First Citizens Bank, a regional bank based in Raleigh, N.C., got hit by the Code Red worm.
That's not something you would have read in any news report. First Citizens didn't tell anyone about it, and it didn't have to, because the network operations team there had installed the latest in security technology: an intrusion prevention system that effectively neutered the malicious worm.
"We were looking to get a proof of concept to ourselves that intrusion prevention works," says Jay Ward, First Citizens' senior network security analyst.
The bank's Web servers emerged unscathed by Code Red, a self-propagating program designed to deface Microsoft Web servers.
While most administrators have already become well-aware of intrusion detection systems, an intrusion prevention system is a fairly new concept. The two are closely related, and as a tool IPSes are being used alongside IDSes, if not outright replacing them.
But the small differences between those security technologies can make all the difference in the world to an I-manager such as First Citizens' Ward. An IDS is designed to monitor for known attack signatures and sniff out suspicious network behavior. When it finds unusual network activity, the IDS will send an alert to designated operations staffers, while logging and reporting the intrusion's progress.
However, an IDS can't handle the immediate problem: It can't stop the attack as it's happening. That's where IPSes come in. An IPS looks out for these attack signatures, while also watching for suspicious behavior on specific machines in the network. When a server tries to execute a behavior that is not the norm, the IPS will automatically neutralize it with a countermeasure.
"We don't even know [the intrusion] is Code Red - we just know it's misbehaving," says Eric Ogren, vice president of marketing of Okena, which sells an IPS. "What we do is look at how machines should be behaving and enforce that in real-time."
One example of aberrant behavior that an IPS might watch for is a Web server trying to execute telnet or FTP sessions, when its only purpose is to serve up Web pages. Another might be an unusual number of probes from one domain, which would prompt an IPS to shut off access to that domain altogether. Or perhaps some code coming in through the mail gateway and trying to cause Microsoft Outlook to send a virus-laden e-mail automatically to everyone in the address book. All of these scenarios are preventable with an IPS, Ogren says.
With Code Red, for example, First Citizens was able to detect that the worm was trying to scan the Internet for other vulnerable servers in order to propagate itself. The IPS the bank had deployed, developed by Entercept Security Technologies, stopped the activity immediately, using software agents on the targeted servers to terminate the unauthorized outgoing port scans.

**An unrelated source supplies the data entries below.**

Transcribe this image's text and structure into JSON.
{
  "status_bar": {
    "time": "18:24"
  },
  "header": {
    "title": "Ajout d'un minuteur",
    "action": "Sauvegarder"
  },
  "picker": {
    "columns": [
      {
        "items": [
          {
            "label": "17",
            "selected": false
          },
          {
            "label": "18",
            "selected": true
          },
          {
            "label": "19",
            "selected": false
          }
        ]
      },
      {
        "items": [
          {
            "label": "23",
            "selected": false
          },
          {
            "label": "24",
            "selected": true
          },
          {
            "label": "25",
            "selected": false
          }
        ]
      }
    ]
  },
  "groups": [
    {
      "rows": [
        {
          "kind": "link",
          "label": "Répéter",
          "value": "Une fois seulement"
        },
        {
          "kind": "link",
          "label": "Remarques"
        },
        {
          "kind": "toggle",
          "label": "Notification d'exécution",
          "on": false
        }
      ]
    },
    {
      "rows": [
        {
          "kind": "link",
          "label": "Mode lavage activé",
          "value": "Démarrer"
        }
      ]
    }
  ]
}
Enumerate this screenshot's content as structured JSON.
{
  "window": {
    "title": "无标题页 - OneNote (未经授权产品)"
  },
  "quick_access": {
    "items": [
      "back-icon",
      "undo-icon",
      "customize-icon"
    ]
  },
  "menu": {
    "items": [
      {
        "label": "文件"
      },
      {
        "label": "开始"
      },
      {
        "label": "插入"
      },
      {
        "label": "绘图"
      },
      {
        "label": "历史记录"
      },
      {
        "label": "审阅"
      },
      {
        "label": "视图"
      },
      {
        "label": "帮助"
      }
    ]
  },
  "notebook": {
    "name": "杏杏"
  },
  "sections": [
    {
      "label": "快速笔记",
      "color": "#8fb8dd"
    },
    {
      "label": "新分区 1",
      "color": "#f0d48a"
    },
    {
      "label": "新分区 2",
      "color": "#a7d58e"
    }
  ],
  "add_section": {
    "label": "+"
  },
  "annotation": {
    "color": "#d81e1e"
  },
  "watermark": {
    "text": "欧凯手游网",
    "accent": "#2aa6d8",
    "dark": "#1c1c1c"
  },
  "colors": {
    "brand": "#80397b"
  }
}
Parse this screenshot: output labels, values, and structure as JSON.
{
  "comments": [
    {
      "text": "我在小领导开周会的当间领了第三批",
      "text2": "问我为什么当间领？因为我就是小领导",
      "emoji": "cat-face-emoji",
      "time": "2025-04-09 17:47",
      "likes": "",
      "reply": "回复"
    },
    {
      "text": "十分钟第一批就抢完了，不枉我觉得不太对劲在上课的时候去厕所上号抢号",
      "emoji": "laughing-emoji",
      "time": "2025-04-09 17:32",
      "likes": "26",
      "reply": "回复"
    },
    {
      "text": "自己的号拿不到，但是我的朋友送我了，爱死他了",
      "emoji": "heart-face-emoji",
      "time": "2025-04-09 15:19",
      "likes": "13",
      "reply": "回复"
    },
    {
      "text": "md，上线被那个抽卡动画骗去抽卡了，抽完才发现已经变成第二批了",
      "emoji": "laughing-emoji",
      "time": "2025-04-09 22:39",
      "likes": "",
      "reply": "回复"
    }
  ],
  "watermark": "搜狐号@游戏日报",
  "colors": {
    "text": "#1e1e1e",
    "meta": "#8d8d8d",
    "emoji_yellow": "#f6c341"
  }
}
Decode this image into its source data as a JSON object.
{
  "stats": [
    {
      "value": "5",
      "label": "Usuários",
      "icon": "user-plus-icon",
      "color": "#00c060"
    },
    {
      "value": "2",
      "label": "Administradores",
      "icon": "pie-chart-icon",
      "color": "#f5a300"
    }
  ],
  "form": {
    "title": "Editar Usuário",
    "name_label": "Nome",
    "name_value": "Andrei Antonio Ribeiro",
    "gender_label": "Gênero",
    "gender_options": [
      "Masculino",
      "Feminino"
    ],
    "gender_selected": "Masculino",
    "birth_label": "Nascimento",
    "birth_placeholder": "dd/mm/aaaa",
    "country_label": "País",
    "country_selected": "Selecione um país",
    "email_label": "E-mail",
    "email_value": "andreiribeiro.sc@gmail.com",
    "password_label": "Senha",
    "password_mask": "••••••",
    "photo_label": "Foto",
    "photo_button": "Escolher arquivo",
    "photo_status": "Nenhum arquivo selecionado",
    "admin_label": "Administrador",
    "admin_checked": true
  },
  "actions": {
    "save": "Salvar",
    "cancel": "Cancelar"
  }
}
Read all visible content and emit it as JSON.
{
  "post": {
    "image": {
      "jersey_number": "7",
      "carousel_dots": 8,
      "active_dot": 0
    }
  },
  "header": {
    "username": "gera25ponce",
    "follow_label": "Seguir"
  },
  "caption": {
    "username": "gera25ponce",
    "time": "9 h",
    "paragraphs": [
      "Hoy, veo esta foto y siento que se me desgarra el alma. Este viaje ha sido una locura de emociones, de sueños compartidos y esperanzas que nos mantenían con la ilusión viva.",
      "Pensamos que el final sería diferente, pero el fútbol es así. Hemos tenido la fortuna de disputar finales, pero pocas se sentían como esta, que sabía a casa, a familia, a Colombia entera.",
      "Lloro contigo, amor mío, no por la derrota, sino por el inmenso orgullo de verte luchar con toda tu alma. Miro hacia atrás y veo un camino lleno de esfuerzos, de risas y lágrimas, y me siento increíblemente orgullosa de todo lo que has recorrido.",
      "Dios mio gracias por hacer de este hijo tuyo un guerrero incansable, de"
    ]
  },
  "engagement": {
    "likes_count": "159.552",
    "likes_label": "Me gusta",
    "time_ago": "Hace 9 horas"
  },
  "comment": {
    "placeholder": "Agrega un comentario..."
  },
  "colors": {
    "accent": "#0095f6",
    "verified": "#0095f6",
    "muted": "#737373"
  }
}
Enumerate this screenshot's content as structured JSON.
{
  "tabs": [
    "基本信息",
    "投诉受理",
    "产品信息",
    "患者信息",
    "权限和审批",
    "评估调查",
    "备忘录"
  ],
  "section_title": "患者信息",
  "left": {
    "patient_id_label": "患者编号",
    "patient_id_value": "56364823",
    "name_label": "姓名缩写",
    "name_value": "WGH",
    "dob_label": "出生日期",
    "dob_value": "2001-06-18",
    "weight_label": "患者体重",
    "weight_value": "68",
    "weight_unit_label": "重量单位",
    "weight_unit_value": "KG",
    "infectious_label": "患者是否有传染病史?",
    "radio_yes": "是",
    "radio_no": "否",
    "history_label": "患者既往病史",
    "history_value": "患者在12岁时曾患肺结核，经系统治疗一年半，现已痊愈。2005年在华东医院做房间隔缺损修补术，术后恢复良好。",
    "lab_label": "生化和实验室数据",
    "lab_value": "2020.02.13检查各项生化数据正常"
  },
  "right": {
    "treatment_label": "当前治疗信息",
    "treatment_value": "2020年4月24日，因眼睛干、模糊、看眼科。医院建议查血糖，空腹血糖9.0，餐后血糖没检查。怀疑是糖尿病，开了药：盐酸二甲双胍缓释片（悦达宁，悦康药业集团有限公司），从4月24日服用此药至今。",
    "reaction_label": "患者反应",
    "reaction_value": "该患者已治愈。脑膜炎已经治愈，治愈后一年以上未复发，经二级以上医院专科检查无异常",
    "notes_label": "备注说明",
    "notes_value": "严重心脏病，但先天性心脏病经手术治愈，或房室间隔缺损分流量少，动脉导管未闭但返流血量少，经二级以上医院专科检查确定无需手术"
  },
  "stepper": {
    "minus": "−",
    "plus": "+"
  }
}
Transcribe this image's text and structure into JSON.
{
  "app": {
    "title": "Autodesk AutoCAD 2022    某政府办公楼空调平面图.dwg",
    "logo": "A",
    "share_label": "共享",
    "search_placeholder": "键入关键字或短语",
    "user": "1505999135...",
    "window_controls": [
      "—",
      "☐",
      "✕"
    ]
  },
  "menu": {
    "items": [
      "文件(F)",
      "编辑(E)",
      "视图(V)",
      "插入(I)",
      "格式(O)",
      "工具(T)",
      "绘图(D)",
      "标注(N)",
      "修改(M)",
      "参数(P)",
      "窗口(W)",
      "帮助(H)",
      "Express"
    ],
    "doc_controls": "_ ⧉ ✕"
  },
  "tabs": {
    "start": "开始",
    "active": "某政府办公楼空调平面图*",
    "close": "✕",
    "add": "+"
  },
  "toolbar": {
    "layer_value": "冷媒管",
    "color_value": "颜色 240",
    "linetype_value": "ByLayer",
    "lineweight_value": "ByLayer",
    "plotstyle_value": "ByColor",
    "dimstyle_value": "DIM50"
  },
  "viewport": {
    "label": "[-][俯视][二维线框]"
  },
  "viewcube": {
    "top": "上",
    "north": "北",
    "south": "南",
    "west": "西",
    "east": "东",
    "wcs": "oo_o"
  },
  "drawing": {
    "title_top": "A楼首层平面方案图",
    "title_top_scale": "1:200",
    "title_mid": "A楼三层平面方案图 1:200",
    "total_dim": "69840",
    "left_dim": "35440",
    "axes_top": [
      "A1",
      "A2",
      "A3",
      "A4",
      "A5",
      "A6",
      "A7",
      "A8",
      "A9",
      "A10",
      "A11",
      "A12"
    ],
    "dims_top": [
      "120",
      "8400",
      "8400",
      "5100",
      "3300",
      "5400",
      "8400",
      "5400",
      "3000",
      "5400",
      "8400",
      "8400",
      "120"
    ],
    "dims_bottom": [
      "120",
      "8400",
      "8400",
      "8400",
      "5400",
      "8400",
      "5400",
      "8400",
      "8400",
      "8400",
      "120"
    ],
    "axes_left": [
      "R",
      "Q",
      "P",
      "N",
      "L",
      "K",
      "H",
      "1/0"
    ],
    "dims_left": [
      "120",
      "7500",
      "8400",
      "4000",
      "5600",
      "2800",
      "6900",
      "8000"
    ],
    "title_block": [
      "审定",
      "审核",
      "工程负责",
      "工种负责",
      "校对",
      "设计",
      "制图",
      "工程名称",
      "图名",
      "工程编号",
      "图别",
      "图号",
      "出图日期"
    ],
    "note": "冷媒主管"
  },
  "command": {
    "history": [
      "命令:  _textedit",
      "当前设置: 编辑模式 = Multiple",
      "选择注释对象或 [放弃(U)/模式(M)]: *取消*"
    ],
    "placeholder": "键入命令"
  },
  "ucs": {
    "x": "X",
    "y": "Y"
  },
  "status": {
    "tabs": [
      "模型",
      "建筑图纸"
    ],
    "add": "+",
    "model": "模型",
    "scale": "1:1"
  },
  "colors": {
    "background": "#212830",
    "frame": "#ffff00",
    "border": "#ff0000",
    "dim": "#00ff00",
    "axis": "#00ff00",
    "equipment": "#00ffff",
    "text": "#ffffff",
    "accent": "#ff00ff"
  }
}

"With the old-fashioned IDS system, the way they were set up, your locks are bolted and the alarm system is activated, but the intruder's still in your home," says Lou Ryan, Entercept's president and CEO. "That promise was arcane and unfulfilling."
Nir Zuk, chief technology officer of security software vendor One-Secure, agrees that a traditional IDS is essentially useless. "Let's just say right now it's extremely simple to evade intrusion detection," Zuk says. Any hacker worth his salt, he says, can bypass an IDS in his sleep.
The IPS field is already being colonized by both startups and established vendors. IDS suppliers that have incorporated some form of intrusion prevention in their products include Cisco Systems, Computer Associates International, CyberSafe, Internet Security Systems, Intrusion.com, Network Associates Inc., NFR Security, SecureWorks and Symantec. There's even an open source option: a lightweight IDS called Snort, which is available for several different operating systems (OSes).
A related group of companies, which includes Argus Systems Group, Sanctum and WatchGuard Technologies, supplies technology that locks down applications and OSes to prevent intruders from taking advantage of them, but doesn't actively monitor for new threats. Security experts say the growing interest in IPSes has been largely due to the Code Red worm.
"Anything like Code Red that's big in the news starts to remind people how vulnerable they really are," says Sheila Droski, ISS' product manager of intrusion detection technologies.
Droski believes Code Red was a watershed event because it spread faster than any administrator could read an alert telling him or her what the problem was.
In fact, IDSes blipped their way onto many I-managers' radar screens in a similar way. Last year, there was a spurt of denial-of-service attacks on well-known e-commerce sites such as eBay and Yahoo!, and suddenly interest in the relatively little-known technology called intrusion detection ballooned. "Before that, you only had the early adopters and financial institutions who understood it actually using it," Droski says. "Once those attacks hit, we saw growth in mainstream interest, and that's been growing strongly ever since."
Code Red's journey through the Internet was mirrored in the mainstream of pop culture. The worm popped up on local news channels and The Tonight Show With Jay Leno. In all the attention, one thing that stood out about Code Red was the prevailing notion that its rapid spread could have been easily prevented if Web administrators who were running Microsoft Internet Information Server (IIS), which was susceptible to the worm, had patched those systems.